The story of the West Memphis Three is one of the most bizarre, protracted legal sagas in the history of American justice. When Damien Echols was given a death sentence, absolutely no one could predict that when he was freed eighteen years later, his wife would cling to Eddie Vedder for comfort. Ongoing interest in the case would not be possible with Paradise Lost documentaries, directed by Joe Berlinger and Bruce Sinofsky. Paradise Lost III ends with the West Memphis Three enjoying their freedom, so when I heard about West of Memphis, another documentary about the case, I could only wonder why director Amy Berg bothered. It turns out that there is a lot more to uncover about the case, and to my utter surprise, the three men would not be free without the help of Peter Jackson. Yes, that Peter Jackson.
In 1993, three eight-year old boys were murdered and found in a ditch. They were stripped naked, hogtied, and it looked as if their bodies were mutilated. Damien Echols, Jessie Misskelley, and Jason Baldwin were tried and convicted for the killings. The opening section of West of Memphis, which covers the crime and its subsequent trial, bears a strong resemblance to Paradise Lost. Anyone who has seen the 1996 documentary knows the trial is a farce, and that the defendants were (wrongly) convicted because of how they looked, and how the prosecution made up some satanic cult bullshit. It’s necessary for context, if a little tedious. But once Jackson and his producer Fran Walsh reach out to Echols’ wife, asking how they could help, West of Memphis goes down a seedy path of incompetence, corruption, and child abuse.
Whereas Paradise Lost follows the trial towards its sad conclusion, West of Memphis is mostly about the lengthy investigation between the trial and the final Alford plea. With the help of Jackson and Walsh, Echols’ legal team hires a retired FBI investigator and a medical examiner to reassess the case evidence. The fascinating material is told with lucidity and the excitement of a new discovery. It turns out that the Arkansas medical examiner and prosecution were staggeringly terrible at their jobs, and would rather have innocent men in jail than tarnish their careers. Berg shows more the grisly crime photos more than the Paradise Lost directors, but her purpose is not exploitative. The photos are necessary so we can better understand an alternative explanation of how the lacerations appeared on the boy’s bodies. West of Memphis’ style is journalistic and matter-of-fact, except for this section where the imagery gets surreal and downright little disturbing.
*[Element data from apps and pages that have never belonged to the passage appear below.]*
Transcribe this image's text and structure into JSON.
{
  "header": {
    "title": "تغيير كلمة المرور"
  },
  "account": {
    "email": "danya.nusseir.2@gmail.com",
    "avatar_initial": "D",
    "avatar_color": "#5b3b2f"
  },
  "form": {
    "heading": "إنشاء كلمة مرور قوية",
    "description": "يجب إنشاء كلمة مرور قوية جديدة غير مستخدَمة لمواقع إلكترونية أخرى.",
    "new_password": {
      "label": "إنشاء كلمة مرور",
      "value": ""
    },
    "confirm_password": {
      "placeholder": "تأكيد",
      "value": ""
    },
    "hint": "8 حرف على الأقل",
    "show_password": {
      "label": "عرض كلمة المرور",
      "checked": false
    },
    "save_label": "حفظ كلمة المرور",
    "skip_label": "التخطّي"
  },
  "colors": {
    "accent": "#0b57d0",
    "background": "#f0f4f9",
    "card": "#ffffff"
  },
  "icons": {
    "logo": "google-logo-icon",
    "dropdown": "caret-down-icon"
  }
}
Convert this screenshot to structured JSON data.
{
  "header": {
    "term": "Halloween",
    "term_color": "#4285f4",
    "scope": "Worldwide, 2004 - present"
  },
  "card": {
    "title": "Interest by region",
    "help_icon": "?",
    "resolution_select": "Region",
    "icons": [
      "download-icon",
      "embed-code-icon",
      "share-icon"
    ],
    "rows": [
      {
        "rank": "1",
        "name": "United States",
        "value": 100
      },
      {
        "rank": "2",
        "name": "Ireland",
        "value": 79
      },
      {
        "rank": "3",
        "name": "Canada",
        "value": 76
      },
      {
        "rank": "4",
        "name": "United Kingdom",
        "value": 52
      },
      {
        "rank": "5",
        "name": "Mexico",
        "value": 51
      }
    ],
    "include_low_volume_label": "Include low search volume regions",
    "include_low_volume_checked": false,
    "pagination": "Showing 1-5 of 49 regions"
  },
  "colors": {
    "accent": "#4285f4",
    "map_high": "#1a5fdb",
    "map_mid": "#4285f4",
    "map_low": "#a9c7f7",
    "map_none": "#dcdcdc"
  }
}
The team had a huge break when Terry Hobbs, the step-father of one of the victims, sued Natalie Maines of The Dixie Chicks for defamation (she’s another West Memphis Three celebrity advocate). Jackson and his investigators had reason to believe Hobbs was the murderer, so they gave Maines’ lawyers access to what they’ve uncovered. West of Memphis uses snippets from Hobbs’ deposition to give an eerie portrayal of a singularly unlikable, creepy man who cannot control his violent nature. Berg does not exactly accuse Hobbs, yet there are breathtaking scenes where friends of Hobbs’ nephew go on record about what they heard Hobbs say (some of the young men do this on camera). Later, we hear conversations between Hobbs and his friend/alibi, seemingly as they happen in real time, and West of Memphis unfolds with implacable suspense. Berg and the audience benefit from access to the investigation sponsored by Jackson and Walsh, so some of the documentary unfolds with urgency. These quiet, revealing moments are where it’s difficult to believe Berg’s luck.
West of Memphis does not try to be the definitive account of the West Memphis Three case. Instead, it’s testament to what helped Echols, Misskelley, and Baldwin win their freedom. Paradise Lost moved Jackson and Walsh– just like Eddie Vedder, Johnny Depp, and hundreds of anonymous volunteers were moved – so he decided to help in any way he could. Since Jackson is one the world’s top filmmakers, he could accomplish a lot more than you or I, and his influence on the outcome is much larger than the typical volunteer. But at its core, West of Memphis is an inspirational film, one about how dedication and moral courage can lead to a seemingly impossible victory. The documentary ends with a title card, one that thanks everyone who helped the three men who are no longer so young, and I don’t think a film’s final message has ever felt so sincere.